There are lots of small, interesting shops for you to explore – including art galleries and an old-fashioned sweet shop – and a number of tea rooms, restaurants and inns.
Kilve beach: Hunt for fossils on Somerset’s Jurassic Coast
The West Somerset coastline boasts a wealth of Jurassic and Triassic rocks, ideal for fossil hunters in search of the remains of ammonites, belemnites and other early life-forms of 400 million years ago. These can be found along the coast from Blue Anchor in the west to Kilve in the east.
For ease of access – as well as the tearooms for a restorative cuppa and local ice cream – head for Kilve Beach, just off the A39, and take the path to the coast.
Weigh anchor at Minehead for pretty gardens and beaches
At the end of the West Somerset Railway line, Minehead offers all the attractions of a typical Edwardian seaside town. The town is the starting point of the South West Coast Path National Trail, the nation’s longest long-distance countryside walking trail.
Minehead boasts sandy beaches, a beautiful municipal park in Blenheim Gardens – and a Butlins holiday park, which sells day or half-day tickets for non-residents. Facilities include a pool complex with wave pool, lazy river and flumes; a food court; and a traditional fairground.
Visit Coleridge Cottage and other National Trust sites
In the 18th century West Somerset was popular with the Romanticist poets, and Samuel Taylor Coleridge (1772-1834) in particular is celebrated locally, with a 36-mile walk named after him, a statue in honour of his epic The Rime of the Ancient Mariner in Watchet and the National Trust’s Coleridge Cottage open to visitors in Nether Stowey.
The National Trust owns a number of other places of interest in the area – click here for a comprehensive list of places to visit and National Trust events.
Walk to King Alfred’s castle and other English Heritage sites
Wessex nobleman King Alfred founded nearby clifftop fortress Daw’s Castle around 878AD, as one of a chain of forts and coastal lookout posts, to ward off Viking attacks.
To visit the scheduled ancient monument, take a trip into Watchet and follow the South West Coast Path to the west for half a mile. Daw’s Castle is owned and run by English Heritage – click here for a full list of places to visit and English Heritage events.
Explore Somerset: Cheddar Gorge, Wookey Hole and beyond
Of course, this page only touches on a few of the sights to see and things to do in the immediate area of West Somerset and Exmoor around St Pancras Chapel.

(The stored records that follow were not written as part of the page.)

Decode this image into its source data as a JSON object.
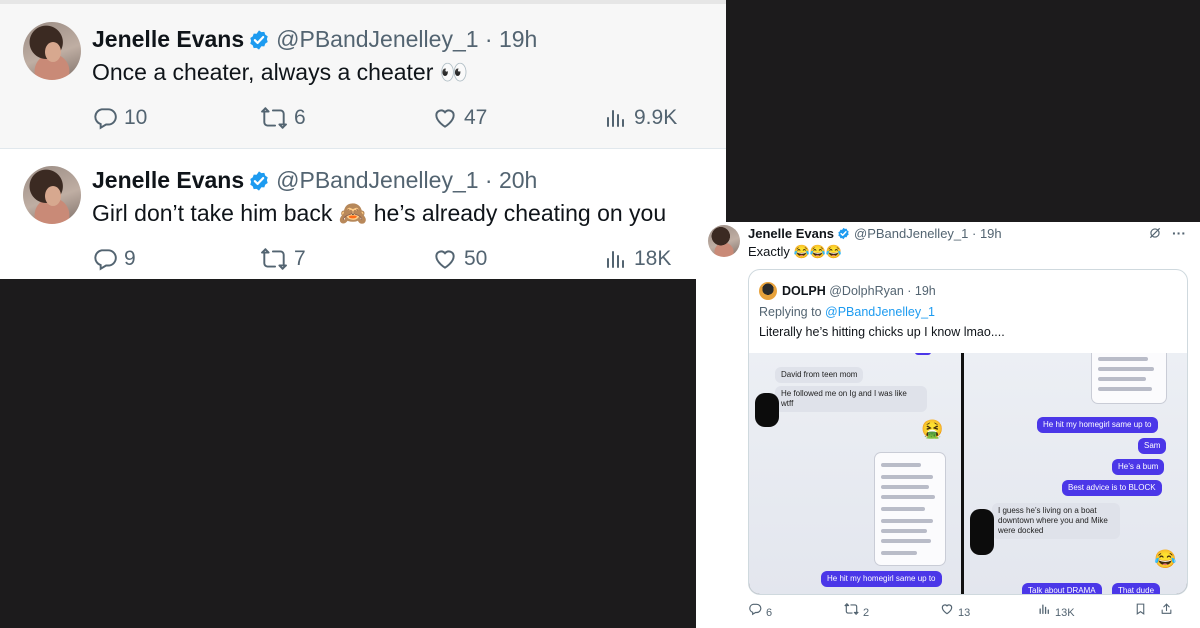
{
  "tweet1": {
    "name": "Jenelle Evans",
    "handle": "@PBandJenelley_1",
    "time": "· 19h",
    "text": "Once a cheater, always a cheater 👀",
    "replies": "10",
    "retweets": "6",
    "likes": "47",
    "views": "9.9K"
  },
  "tweet2": {
    "name": "Jenelle Evans",
    "handle": "@PBandJenelley_1",
    "time": "· 20h",
    "text": "Girl don’t take him back 🙈 he’s already cheating on you",
    "replies": "9",
    "retweets": "7",
    "likes": "50",
    "views": "18K"
  },
  "tweet3": {
    "name": "Jenelle Evans",
    "handle": "@PBandJenelley_1",
    "time": "· 19h",
    "text": "Exactly 😂😂😂",
    "more": "···",
    "quote": {
      "name": "DOLPH",
      "handle": "@DolphRyan",
      "time": "· 19h",
      "replying_prefix": "Replying to ",
      "replying_handle": "@PBandJenelley_1",
      "text": "Literally he’s hitting chicks up I know lmao....",
      "screenshot_left": {
        "msg1": "David from teen mom",
        "msg2a": "He followed me on Ig and I was like",
        "msg2b": "wtff",
        "msg3": "He hit my homegirl same up to"
      },
      "screenshot_right": {
        "msg1": "He hit my homegirl same up to",
        "msg2": "Sam",
        "msg3": "He’s a bum",
        "msg4": "Best advice is to BLOCK",
        "msg5a": "I guess he’s living on a boat",
        "msg5b": "downtown where you and Mike",
        "msg5c": "were docked",
        "msg6": "Talk about DRAMA",
        "msg7": "That dude"
      }
    },
    "replies": "6",
    "retweets": "2",
    "likes": "13",
    "views": "13K"
  },
  "colors": {
    "verified": "#1d9bf0",
    "muted": "#536471",
    "bubble_out": "#4b37e8",
    "background": "#1c1b1c"
  },
  "icons": [
    "verified-badge-icon",
    "reply-icon",
    "retweet-icon",
    "like-icon",
    "views-icon",
    "grok-icon",
    "more-icon",
    "bookmark-icon",
    "share-icon"
  ]
}
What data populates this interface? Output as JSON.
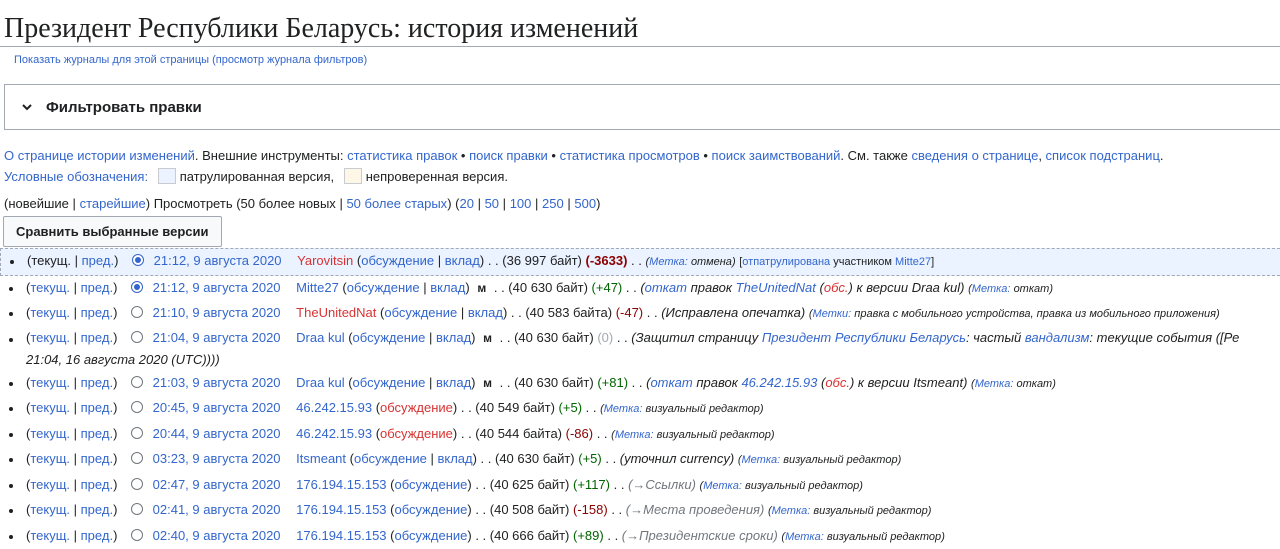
{
  "page": {
    "title": "Президент Республики Беларусь: история изменений",
    "sublink": "Показать журналы для этой страницы (просмотр журнала фильтров)"
  },
  "filter": {
    "label": "Фильтровать правки"
  },
  "info": {
    "about": "О странице истории изменений",
    "external": ". Внешние инструменты:",
    "tool1": "статистика правок",
    "tool2": "поиск правки",
    "tool3": "статистика просмотров",
    "tool4": "поиск заимствований",
    "see_also": ". См. также",
    "pageinfo": "сведения о странице",
    "subpages": "список подстраниц",
    "legend": "Условные обозначения:",
    "patrolled": "патрулированная версия,",
    "unpatrolled": "непроверенная версия."
  },
  "nav": {
    "newest": "(новейшие",
    "sep": "|",
    "oldest": "старейшие",
    "view": ") Просмотреть (50 более новых",
    "older": "50 более старых",
    "open": ") (",
    "n20": "20",
    "n50": "50",
    "n100": "100",
    "n250": "250",
    "n500": "500",
    "close": ")"
  },
  "compare_label": "Сравнить выбранные версии",
  "rows": [
    {
      "cur": "текущ.",
      "prev": "пред.",
      "date": "21:12, 9 августа 2020",
      "user": "Yarovitsin",
      "talk": "обсуждение",
      "contrib": "вклад",
      "size": ". . (36 997 байт)",
      "diff": "(-3633)",
      "tagl": "Метка:",
      "tag": "отмена",
      "patrol_a": "[",
      "patrol_link": "отпатрулирована",
      "patrol_b": "участником",
      "patroller": "Mitte27",
      "patrol_c": "]"
    },
    {
      "cur": "текущ.",
      "prev": "пред.",
      "date": "21:12, 9 августа 2020",
      "user": "Mitte27",
      "talk": "обсуждение",
      "contrib": "вклад",
      "minor": "м",
      "size": ". . (40 630 байт)",
      "diff": "(+47)",
      "c1": "откат",
      "c2": "правок",
      "c3": "TheUnitedNat",
      "c4": "обс.",
      "c5": "к версии Draa kul",
      "tagl": "Метка:",
      "tag": "откат"
    },
    {
      "cur": "текущ.",
      "prev": "пред.",
      "date": "21:10, 9 августа 2020",
      "user": "TheUnitedNat",
      "talk": "обсуждение",
      "contrib": "вклад",
      "size": ". . (40 583 байта)",
      "diff": "(-47)",
      "comment": "(Исправлена опечатка)",
      "tagl": "Метки:",
      "tag": "правка с мобильного устройства, правка из мобильного приложения"
    },
    {
      "cur": "текущ.",
      "prev": "пред.",
      "date": "21:04, 9 августа 2020",
      "user": "Draa kul",
      "talk": "обсуждение",
      "contrib": "вклад",
      "minor": "м",
      "size": ". . (40 630 байт)",
      "diff": "(0)",
      "c1": "(Защитил страницу",
      "c2": "Президент Республики Беларусь",
      "c3": ": частый",
      "c4": "вандализм",
      "c5": ": текущие события ([Ре",
      "c6": "21:04, 16 августа 2020 (UTC))))"
    },
    {
      "cur": "текущ.",
      "prev": "пред.",
      "date": "21:03, 9 августа 2020",
      "user": "Draa kul",
      "talk": "обсуждение",
      "contrib": "вклад",
      "minor": "м",
      "size": ". . (40 630 байт)",
      "diff": "(+81)",
      "c1": "откат",
      "c2": "правок",
      "c3": "46.242.15.93",
      "c4": "обс.",
      "c5": "к версии Itsmeant",
      "tagl": "Метка:",
      "tag": "откат"
    },
    {
      "cur": "текущ.",
      "prev": "пред.",
      "date": "20:45, 9 августа 2020",
      "user": "46.242.15.93",
      "talk": "обсуждение",
      "size": ". . (40 549 байт)",
      "diff": "(+5)",
      "tagl": "Метка:",
      "tag": "визуальный редактор"
    },
    {
      "cur": "текущ.",
      "prev": "пред.",
      "date": "20:44, 9 августа 2020",
      "user": "46.242.15.93",
      "talk": "обсуждение",
      "size": ". . (40 544 байта)",
      "diff": "(-86)",
      "tagl": "Метка:",
      "tag": "визуальный редактор"
    },
    {
      "cur": "текущ.",
      "prev": "пред.",
      "date": "03:23, 9 августа 2020",
      "user": "Itsmeant",
      "talk": "обсуждение",
      "contrib": "вклад",
      "size": ". . (40 630 байт)",
      "diff": "(+5)",
      "comment": "(уточнил currency)",
      "tagl": "Метка:",
      "tag": "визуальный редактор"
    },
    {
      "cur": "текущ.",
      "prev": "пред.",
      "date": "02:47, 9 августа 2020",
      "user": "176.194.15.153",
      "talk": "обсуждение",
      "size": ". . (40 625 байт)",
      "diff": "(+117)",
      "section": "→Ссылки",
      "tagl": "Метка:",
      "tag": "визуальный редактор"
    },
    {
      "cur": "текущ.",
      "prev": "пред.",
      "date": "02:41, 9 августа 2020",
      "user": "176.194.15.153",
      "talk": "обсуждение",
      "size": ". . (40 508 байт)",
      "diff": "(-158)",
      "section": "→Места проведения",
      "tagl": "Метка:",
      "tag": "визуальный редактор"
    },
    {
      "cur": "текущ.",
      "prev": "пред.",
      "date": "02:40, 9 августа 2020",
      "user": "176.194.15.153",
      "talk": "обсуждение",
      "size": ". . (40 666 байт)",
      "diff": "(+89)",
      "section": "→Президентские сроки",
      "tagl": "Метка:",
      "tag": "визуальный редактор"
    }
  ],
  "colors": {
    "link": "#3366cc",
    "redlink": "#d73333",
    "positive": "#006400",
    "negative": "#8b0000",
    "selected_bg": "#eaf3ff"
  }
}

Somerset boasts a wide variety of attractions and days out and a slightly longer drive will put you within reach of Cheddar Gorge and its caves, Wookey Hole, the Georgian spa town of Bath and many other places to visit and events in Somerset – click here for a comprehensive list.
Alex F, Billericay, United Kingdom